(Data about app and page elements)
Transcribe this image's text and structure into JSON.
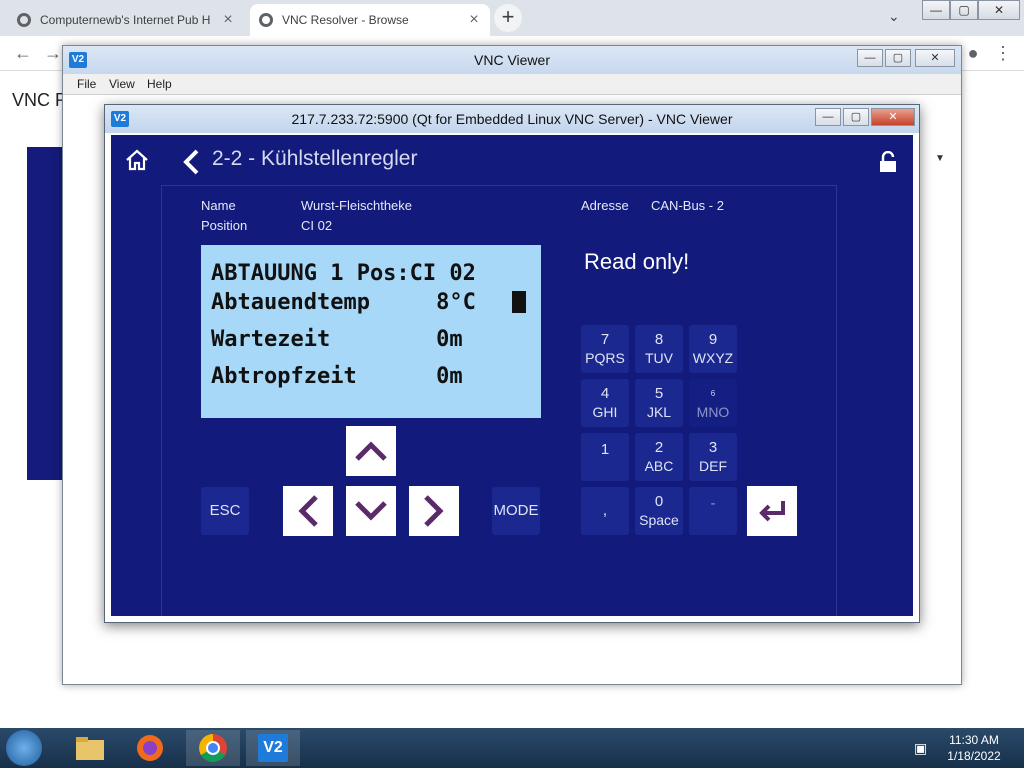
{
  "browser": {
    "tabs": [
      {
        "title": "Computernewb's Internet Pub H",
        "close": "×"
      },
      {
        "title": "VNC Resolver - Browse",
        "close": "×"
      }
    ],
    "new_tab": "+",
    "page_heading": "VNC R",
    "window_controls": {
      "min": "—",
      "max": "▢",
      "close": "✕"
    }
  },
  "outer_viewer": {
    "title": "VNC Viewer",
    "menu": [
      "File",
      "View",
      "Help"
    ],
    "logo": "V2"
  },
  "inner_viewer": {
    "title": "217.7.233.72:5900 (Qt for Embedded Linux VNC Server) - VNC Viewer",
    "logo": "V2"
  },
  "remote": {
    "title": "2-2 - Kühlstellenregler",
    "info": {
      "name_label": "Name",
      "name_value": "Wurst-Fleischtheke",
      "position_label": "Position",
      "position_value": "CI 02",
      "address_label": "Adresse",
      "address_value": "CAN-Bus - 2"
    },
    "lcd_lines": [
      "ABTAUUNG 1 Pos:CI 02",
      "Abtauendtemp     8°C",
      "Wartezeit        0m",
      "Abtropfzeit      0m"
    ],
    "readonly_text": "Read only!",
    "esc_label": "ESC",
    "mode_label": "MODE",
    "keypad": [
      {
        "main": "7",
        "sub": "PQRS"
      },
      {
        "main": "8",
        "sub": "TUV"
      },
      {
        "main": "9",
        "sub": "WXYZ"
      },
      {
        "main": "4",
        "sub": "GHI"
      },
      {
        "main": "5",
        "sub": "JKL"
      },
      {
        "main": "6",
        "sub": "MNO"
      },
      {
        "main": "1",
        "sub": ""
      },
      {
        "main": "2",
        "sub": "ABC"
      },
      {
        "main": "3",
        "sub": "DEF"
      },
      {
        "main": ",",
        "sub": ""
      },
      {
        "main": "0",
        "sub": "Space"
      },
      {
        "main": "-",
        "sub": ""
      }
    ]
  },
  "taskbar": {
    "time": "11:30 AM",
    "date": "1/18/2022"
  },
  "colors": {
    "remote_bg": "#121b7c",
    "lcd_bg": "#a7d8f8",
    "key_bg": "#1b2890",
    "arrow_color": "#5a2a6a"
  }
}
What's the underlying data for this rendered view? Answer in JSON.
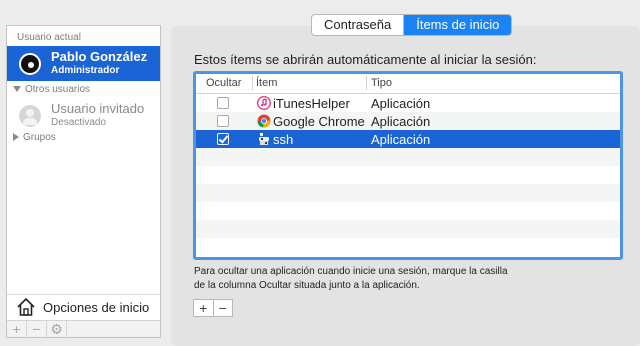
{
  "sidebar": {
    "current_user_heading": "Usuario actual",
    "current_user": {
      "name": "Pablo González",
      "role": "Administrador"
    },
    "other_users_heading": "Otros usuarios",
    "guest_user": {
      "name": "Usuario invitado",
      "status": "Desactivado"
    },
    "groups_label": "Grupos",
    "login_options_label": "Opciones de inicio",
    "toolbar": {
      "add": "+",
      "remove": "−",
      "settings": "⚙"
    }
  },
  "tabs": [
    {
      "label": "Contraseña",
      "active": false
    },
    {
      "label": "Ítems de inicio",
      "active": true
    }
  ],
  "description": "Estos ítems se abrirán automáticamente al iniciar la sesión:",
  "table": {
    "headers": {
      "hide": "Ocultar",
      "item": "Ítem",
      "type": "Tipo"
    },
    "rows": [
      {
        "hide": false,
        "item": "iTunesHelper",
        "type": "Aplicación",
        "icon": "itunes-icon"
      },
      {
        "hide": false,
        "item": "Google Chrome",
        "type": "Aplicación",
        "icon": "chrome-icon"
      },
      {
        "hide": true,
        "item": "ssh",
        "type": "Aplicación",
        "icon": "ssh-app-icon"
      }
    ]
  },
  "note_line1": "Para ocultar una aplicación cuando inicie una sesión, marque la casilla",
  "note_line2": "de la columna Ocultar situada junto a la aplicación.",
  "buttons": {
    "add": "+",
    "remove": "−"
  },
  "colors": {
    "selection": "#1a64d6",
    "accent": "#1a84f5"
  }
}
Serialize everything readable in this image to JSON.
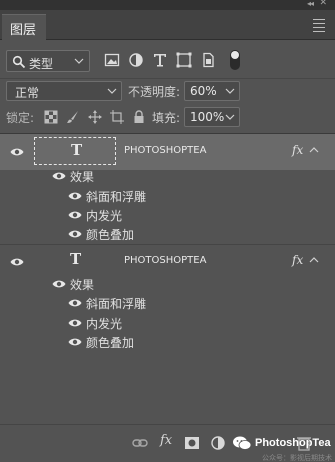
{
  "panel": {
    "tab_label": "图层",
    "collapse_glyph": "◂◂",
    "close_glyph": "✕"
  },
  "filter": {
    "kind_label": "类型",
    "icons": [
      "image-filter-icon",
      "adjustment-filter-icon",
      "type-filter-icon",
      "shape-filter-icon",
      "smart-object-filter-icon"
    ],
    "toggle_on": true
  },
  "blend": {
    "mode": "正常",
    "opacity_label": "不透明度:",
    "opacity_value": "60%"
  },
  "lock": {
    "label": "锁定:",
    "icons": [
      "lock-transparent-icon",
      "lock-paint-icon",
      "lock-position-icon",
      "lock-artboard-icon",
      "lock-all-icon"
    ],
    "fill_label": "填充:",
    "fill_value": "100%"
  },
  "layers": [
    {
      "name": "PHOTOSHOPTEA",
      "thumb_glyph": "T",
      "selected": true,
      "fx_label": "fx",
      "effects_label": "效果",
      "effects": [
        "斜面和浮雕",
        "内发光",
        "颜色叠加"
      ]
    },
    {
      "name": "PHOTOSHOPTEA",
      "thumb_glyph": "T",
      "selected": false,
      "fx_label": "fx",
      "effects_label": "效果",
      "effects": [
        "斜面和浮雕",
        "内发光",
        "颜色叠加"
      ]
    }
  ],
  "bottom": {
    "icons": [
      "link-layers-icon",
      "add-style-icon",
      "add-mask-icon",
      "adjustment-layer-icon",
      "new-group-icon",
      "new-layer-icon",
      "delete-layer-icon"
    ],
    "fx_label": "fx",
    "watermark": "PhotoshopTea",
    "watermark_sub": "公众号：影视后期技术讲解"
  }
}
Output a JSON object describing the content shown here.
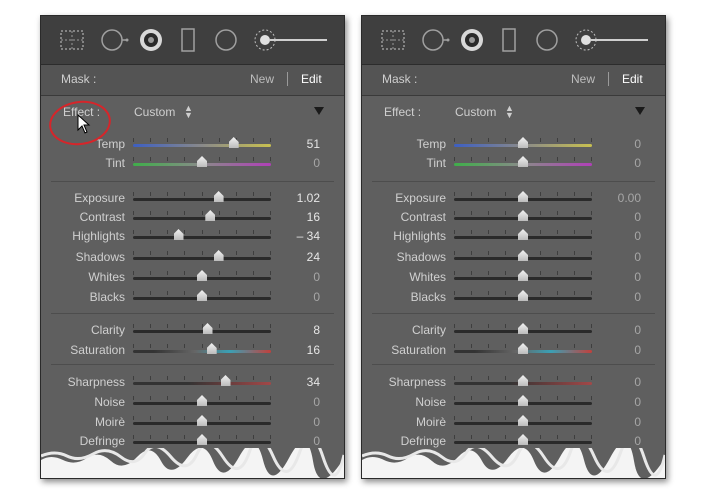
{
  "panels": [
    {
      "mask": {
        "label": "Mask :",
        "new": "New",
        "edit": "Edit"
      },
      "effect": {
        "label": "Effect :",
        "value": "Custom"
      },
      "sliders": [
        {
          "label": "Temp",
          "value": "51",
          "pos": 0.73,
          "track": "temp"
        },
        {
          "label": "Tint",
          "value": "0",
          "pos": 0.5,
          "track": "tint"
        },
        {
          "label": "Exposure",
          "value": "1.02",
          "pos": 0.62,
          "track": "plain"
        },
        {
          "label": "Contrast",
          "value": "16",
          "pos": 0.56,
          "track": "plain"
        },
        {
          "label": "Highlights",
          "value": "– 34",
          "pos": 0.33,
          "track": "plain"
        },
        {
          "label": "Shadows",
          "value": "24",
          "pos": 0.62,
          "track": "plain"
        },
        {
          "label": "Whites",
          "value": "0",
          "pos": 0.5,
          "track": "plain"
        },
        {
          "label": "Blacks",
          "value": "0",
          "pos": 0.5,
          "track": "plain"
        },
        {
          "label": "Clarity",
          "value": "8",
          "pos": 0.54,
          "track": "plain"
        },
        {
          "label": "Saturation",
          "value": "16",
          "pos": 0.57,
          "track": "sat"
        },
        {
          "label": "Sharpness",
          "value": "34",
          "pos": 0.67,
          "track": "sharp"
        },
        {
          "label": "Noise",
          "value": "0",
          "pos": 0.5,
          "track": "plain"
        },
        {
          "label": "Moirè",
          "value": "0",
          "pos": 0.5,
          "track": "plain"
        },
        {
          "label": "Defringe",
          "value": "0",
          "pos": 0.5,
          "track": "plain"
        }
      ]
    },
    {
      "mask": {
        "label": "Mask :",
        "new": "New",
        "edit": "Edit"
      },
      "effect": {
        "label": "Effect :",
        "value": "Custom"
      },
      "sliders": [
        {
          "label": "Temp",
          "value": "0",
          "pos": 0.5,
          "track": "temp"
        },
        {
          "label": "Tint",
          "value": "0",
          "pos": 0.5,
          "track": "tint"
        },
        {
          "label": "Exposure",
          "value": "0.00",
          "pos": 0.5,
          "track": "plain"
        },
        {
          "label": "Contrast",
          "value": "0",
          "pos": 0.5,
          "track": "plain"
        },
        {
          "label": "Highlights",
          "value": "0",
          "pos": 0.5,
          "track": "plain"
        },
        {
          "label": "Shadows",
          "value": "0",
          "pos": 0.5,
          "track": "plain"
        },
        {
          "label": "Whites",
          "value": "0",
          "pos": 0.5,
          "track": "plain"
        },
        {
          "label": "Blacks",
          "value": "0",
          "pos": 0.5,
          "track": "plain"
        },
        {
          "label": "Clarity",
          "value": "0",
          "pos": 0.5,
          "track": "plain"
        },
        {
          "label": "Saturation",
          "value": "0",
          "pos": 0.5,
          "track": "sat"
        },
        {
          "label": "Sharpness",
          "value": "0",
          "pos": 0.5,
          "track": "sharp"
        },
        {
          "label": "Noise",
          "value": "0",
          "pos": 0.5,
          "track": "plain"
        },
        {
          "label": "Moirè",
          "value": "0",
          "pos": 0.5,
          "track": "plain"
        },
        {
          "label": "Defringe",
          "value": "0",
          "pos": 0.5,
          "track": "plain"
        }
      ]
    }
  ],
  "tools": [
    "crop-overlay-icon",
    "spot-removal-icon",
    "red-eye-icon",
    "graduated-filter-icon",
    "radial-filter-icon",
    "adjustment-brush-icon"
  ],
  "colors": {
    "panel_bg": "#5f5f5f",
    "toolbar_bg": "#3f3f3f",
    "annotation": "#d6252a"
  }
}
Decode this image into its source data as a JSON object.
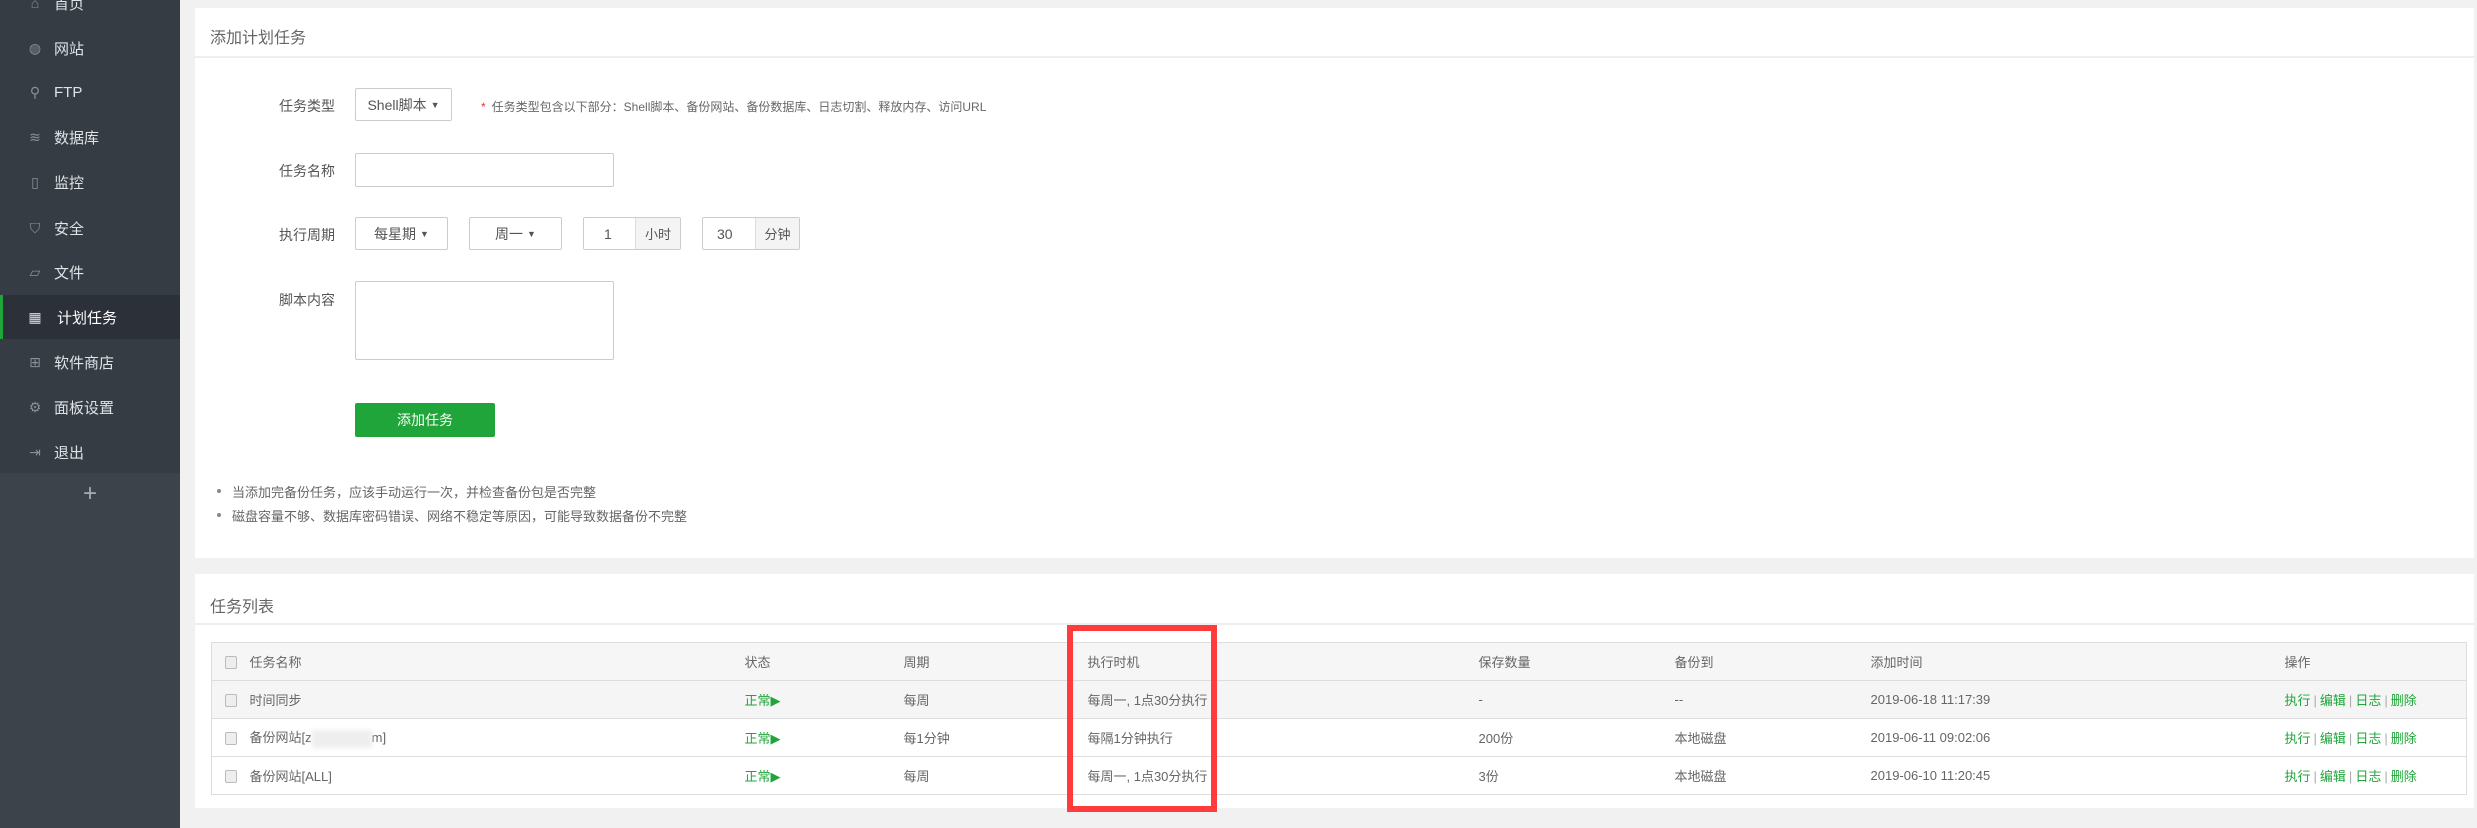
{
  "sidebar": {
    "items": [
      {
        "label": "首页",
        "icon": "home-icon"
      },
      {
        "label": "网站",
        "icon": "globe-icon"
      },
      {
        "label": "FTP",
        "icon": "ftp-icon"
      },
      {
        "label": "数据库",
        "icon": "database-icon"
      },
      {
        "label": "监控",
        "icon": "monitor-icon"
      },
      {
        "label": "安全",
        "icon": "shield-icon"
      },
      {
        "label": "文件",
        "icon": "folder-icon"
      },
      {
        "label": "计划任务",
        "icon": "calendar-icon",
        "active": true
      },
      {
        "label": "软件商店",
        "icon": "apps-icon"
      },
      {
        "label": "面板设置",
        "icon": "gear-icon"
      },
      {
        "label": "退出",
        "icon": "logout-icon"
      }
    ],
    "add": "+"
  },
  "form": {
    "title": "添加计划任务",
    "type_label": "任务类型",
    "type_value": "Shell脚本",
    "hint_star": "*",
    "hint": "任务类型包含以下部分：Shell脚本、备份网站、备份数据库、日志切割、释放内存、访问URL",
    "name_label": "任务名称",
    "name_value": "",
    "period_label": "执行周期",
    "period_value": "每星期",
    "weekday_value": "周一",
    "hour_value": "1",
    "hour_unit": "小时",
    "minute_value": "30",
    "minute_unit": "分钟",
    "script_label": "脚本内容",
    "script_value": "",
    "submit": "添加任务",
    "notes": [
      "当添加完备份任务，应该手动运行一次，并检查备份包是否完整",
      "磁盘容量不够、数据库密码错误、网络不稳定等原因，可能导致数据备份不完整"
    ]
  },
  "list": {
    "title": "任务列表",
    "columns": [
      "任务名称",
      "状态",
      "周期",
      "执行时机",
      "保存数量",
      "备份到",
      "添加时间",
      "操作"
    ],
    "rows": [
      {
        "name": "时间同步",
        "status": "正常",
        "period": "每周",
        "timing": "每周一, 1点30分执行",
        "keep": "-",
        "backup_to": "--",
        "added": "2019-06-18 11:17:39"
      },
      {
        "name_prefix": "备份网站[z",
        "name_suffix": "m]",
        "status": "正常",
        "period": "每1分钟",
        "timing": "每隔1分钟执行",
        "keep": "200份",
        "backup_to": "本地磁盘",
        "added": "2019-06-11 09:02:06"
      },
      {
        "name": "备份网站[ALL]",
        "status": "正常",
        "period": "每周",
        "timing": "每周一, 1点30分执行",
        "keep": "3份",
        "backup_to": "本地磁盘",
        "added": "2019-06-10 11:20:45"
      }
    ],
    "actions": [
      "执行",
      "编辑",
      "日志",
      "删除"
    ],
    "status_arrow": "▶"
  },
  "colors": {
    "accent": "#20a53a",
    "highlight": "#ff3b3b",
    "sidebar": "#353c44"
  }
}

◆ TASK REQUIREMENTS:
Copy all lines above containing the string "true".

◆ WRITTEN RESPONSE:
      "active": true
        "hide": true,
    "toggle_on": true
      "selected": true,
        "active": true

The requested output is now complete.